- Work order:
Reproduce the entries. Match every word.

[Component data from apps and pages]
☆ ☆ ☆

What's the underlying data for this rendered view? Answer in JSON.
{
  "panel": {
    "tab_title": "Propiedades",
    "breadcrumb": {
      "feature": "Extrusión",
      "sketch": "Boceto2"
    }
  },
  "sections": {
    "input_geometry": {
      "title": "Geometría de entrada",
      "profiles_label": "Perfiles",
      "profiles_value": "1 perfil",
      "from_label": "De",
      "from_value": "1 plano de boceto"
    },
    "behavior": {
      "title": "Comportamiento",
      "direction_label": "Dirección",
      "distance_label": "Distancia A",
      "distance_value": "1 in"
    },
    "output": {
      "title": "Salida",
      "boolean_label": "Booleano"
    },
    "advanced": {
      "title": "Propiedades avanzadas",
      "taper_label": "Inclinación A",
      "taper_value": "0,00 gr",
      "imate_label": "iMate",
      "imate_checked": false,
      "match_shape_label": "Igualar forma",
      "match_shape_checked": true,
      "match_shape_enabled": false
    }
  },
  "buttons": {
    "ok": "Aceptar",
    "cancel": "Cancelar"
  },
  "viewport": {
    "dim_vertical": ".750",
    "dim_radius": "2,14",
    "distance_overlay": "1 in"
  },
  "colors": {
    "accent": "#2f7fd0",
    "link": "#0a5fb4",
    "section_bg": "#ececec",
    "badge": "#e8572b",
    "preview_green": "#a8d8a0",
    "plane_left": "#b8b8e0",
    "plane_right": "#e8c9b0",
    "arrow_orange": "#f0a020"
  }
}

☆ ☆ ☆

- Output for this task:
What's the underlying data for this rendered view? Answer in JSON.
{
  "panel": {
    "tab_title": "Propiedades",
    "breadcrumb": {
      "feature": "Extrusión",
      "sketch": "Boceto2"
    }
  },
  "sections": {
    "input_geometry": {
      "title": "Geometría de entrada",
      "profiles_label": "Perfiles",
      "profiles_value": "1 perfil",
      "from_label": "De",
      "from_value": "1 plano de boceto"
    },
    "behavior": {
      "title": "Comportamiento",
      "direction_label": "Dirección",
      "distance_label": "Distancia A",
      "distance_value": "1 in"
    },
    "output": {
      "title": "Salida",
      "boolean_label": "Booleano"
    },
    "advanced": {
      "title": "Propiedades avanzadas",
      "taper_label": "Inclinación A",
      "taper_value": "0,00 gr",
      "imate_label": "iMate",
      "imate_checked": false,
      "match_shape_label": "Igualar forma",
      "match_shape_checked": true,
      "match_shape_enabled": false
    }
  },
  "buttons": {
    "ok": "Aceptar",
    "cancel": "Cancelar"
  },
  "viewport": {
    "dim_vertical": ".750",
    "dim_radius": "2,14",
    "distance_overlay": "1 in"
  },
  "colors": {
    "accent": "#2f7fd0",
    "link": "#0a5fb4",
    "section_bg": "#ececec",
    "badge": "#e8572b",
    "preview_green": "#a8d8a0",
    "plane_left": "#b8b8e0",
    "plane_right": "#e8c9b0",
    "arrow_orange": "#f0a020"
  }
}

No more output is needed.